  2. External – If you have vendors and clients, take a look at how you interface with them Third Party Risk Management (TPRM) is how you determine the risks for those external interfaces. Do you use Amazon Web Services (AWS)? If so, there are things you need to know about their System and Organization Controls (SOC) certifications. If you meet your clients in person, or use a web portal, the technologies they use, and their behaviors can affect your overall security posture.

Processes:

The way your company runs is important. Do you have a formal or informal governance structure? Do you have programs, policies, and procedures in place to make sure that the way you and your employees do things is efficient, and as foolproof as possible?

Evaluate all of your information security processes, and other processes as well. Chances are there will be room for improvement, or implementation. Make sure you review these as new technologies, or people come into play in your business or gain access to your information systems.

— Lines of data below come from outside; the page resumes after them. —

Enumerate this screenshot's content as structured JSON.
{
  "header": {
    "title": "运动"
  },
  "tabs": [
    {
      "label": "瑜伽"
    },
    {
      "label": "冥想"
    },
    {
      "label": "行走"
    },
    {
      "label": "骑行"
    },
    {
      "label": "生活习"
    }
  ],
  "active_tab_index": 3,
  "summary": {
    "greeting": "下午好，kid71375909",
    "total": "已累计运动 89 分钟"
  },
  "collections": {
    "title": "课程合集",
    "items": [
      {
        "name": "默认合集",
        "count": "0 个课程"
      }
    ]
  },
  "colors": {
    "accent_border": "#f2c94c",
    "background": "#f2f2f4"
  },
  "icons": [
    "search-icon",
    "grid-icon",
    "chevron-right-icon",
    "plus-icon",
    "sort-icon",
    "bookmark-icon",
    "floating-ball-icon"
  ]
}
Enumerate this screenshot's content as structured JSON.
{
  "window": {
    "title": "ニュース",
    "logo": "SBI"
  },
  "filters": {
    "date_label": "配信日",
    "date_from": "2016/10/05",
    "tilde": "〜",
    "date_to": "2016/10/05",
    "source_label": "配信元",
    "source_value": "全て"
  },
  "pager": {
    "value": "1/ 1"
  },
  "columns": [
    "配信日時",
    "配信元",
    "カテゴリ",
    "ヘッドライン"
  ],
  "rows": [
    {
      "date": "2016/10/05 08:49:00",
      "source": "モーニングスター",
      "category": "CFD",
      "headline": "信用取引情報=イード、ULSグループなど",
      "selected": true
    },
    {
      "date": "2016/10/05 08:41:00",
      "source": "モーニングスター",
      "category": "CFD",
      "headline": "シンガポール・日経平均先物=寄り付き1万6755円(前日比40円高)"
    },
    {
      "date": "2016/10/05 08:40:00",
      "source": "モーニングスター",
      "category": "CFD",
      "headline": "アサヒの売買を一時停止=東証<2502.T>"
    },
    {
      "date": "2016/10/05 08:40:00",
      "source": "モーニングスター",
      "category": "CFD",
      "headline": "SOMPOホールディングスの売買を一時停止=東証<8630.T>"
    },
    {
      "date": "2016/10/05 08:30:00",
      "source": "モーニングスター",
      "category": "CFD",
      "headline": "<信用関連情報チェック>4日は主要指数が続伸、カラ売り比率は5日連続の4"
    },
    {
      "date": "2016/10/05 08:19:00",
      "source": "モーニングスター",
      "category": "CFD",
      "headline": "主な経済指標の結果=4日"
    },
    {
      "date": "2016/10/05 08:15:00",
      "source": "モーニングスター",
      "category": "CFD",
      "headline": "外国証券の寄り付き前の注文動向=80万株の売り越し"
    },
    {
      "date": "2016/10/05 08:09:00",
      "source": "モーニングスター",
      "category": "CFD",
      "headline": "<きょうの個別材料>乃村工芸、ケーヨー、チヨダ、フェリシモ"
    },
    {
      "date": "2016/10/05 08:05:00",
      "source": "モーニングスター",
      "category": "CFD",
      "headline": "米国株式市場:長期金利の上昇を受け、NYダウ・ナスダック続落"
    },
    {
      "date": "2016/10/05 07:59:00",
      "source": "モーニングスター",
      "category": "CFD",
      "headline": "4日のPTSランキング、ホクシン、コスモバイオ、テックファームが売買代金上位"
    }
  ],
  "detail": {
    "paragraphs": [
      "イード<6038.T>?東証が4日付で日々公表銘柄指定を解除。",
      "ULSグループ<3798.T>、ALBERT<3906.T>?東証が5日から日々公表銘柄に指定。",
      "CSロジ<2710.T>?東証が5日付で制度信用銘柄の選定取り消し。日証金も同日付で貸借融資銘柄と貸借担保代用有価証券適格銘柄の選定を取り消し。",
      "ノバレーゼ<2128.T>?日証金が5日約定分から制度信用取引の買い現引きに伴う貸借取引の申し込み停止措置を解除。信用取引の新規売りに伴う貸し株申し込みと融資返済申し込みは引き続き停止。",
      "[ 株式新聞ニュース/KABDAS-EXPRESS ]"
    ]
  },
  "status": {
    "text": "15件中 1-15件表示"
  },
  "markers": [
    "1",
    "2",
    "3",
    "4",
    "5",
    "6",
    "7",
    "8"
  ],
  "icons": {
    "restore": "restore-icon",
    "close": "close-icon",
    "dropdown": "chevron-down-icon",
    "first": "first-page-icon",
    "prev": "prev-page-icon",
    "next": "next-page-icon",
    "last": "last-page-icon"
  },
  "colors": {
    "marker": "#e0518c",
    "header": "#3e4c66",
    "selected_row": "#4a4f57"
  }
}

Technology:

Do you use the aforementioned laptop, and phone? Do you have a server farm? Are you a bitcoin miner with hundreds of units? Maybe a traditional business with Point of Sale (POS), and inventory systems, equipment and hardware? Do you manufacture t-shirts, 3D models, or even labels?

These are the things you need to include in your assessment and remediation. Anything that physically, or logically connects to your information systems, or your company interacts with in any way, even if it is rarely.

The Assessment Is Done, Now What?

Now that you have taken a look at the people, processes, and technology that make up the core information systems, and figured out where to implement best practices, new technologies, and training it is time to take action!

The best way is to get your information and reports summarized, and then using the same risk modeling that you used to start and build your business, rank the vulnerabilities by which are most impactful to your businesses functionality, such as your bottom line, reputation. Then based on the assessment, determine which ones you feel are the most likely to occur, based on the same risk ranking system that you should already have in place (you DO have overall risk management tools in place right?)

If you are a small enough organization, a small scope assessment can be done internally, with free tools from organizations like NIST, or the Federal Communications Commission (FCC). For larger businesses, or more complicated infrastructure and information systems, you may choose to use a formal, external firm to conduct your assessment. Either way, the results are the first step in securing your information, infrastructure, and clients, and protecting your company, and its profitability!

Looking for help? Clearnetwork offers services that will greatly increase your security posture with little increased effort on your end

This blog post serves as the first in a series about vulnerability and risk assessments, remediation management, and information and cybersecurity.